This was one of the elements that emerged during a roundtable workshop that Pragma hosted at their Maarsen office in the Netherlands on 20 March 2019.
Henk Wynjeterp, Pragma General Manager, hosted five invited OEM clients to discuss various challenges in developing OEM maintenance plans and to share information and learnings between non-competitive peers.
The workshop started with 12 rounds of Pragma’s Optimum Maintenance Mix (OMM) game where the participants were divided into three mixed teams and competed to maintain their assets to the lowest total operating cost. Team 1 managed to contain their unplanned stops better and ended as the winning team.

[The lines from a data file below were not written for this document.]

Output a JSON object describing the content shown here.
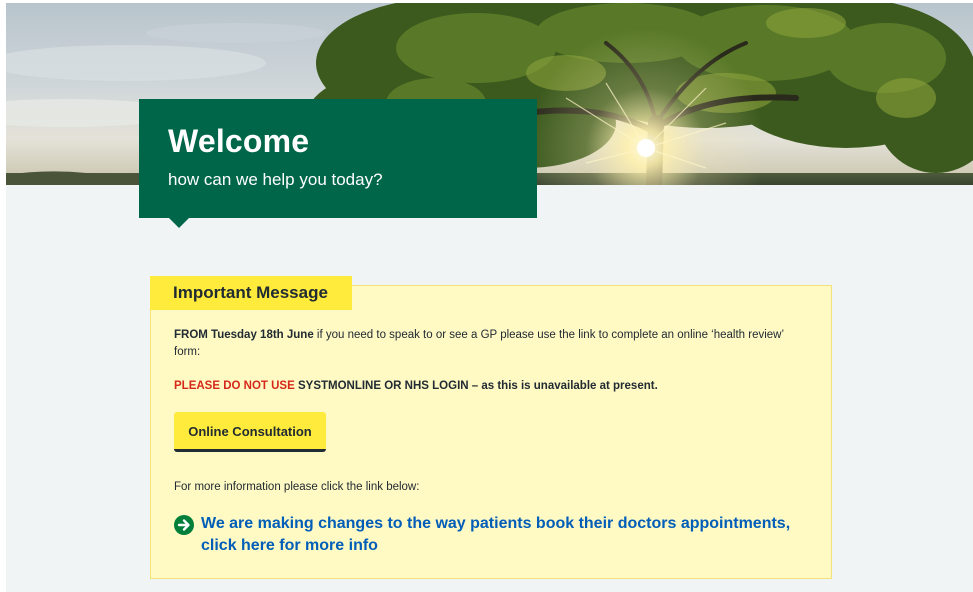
{
  "hero": {
    "image": "tree-landscape-sunset"
  },
  "welcome": {
    "title": "Welcome",
    "subtitle": "how can we help you today?"
  },
  "important_message": {
    "heading": "Important Message",
    "line1_bold": "FROM Tuesday 18th June",
    "line1_text": " if you need to speak to or see a GP please use the link to complete an online ‘health review’",
    "line1_text2": "form:",
    "warning_red": "PLEASE DO NOT USE",
    "warning_bold": " SYSTMONLINE OR NHS LOGIN",
    "warning_rest": " – as this is unavailable at present.",
    "button_label": "Online Consultation",
    "more_info_text": "For more information please click the link below:",
    "link_line1": "We are making changes to the way patients book their doctors appointments,",
    "link_line2": "click here for more info"
  },
  "colors": {
    "nhs_green": "#00664a",
    "yellow": "#ffeb3b",
    "panel_bg": "#fff9c4",
    "link_blue": "#005eb8",
    "warning_red": "#d5281b"
  }
}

The OMM game provided a perfect start to the discussion as the participants became acquainted and at the same time, the challenges in maintenance plan development became practical.
Customised maintenance contracts
During the workshop, the focus of the discussion turned to the customisation of customer specific maintenance contracts to serve the purposes of customers. These customisations relate to the equipment specifications and operating conditions. To address this challenge, a modular approach is best suited for both the equipment bill of material (BOM) and the maintenance tasks.
Equipment specification customisation requires up to date information on the current modifications and versions of the sub-assemblies and bill of material. Such a modular approach needs to be embedded in the R&D departments already to facilitate for example separate drawings which can be put together rather than redeveloped for each machine option or version. Maintenance task customisation needs to adapt to the customer maintenance capacity and risk profile. A big challenge that OEMs face is that the customer has less and less time for maintenance and this requires clear understanding and decisions on what to do within the available time. Developing maintenance tasks with automatic options and rules functionality will reduce customisation input from the project and contract managers and assist with timeous planning of the required spares and resources.
The participants are all excited about the opportunities that Industry 4.0 bring and have done various levels of experimentation. Remote assistance technology such as embedded cameras and smart glasses are used to support technicians and customers with fault finding and repairs reactively. Online monitoring is the focus of their current development to enhance their maintenance plans with condition-based information. This information will enable smarter maintenance decisions in support of equipment performance.
Pragma received positive feedback from the group and ideas were shared to feed into the planning for the next roundtable workshop.
More about the Optimum Maintenance Mix game
The optimum maintenance mix (OMM) methodology developed by Pragma is an asset care plan development process based on the specific objective of assisting companies in developing and improving the asset care plans for their physical assets. By playing the OMM game, the seven implementation steps and the importance of choosing the right tactic for each application are identified in a practical and fun way.
For more information about future roundtable discussions contact Henk.Wynjeterp@pragmaworld.net
subscribe to our newsletter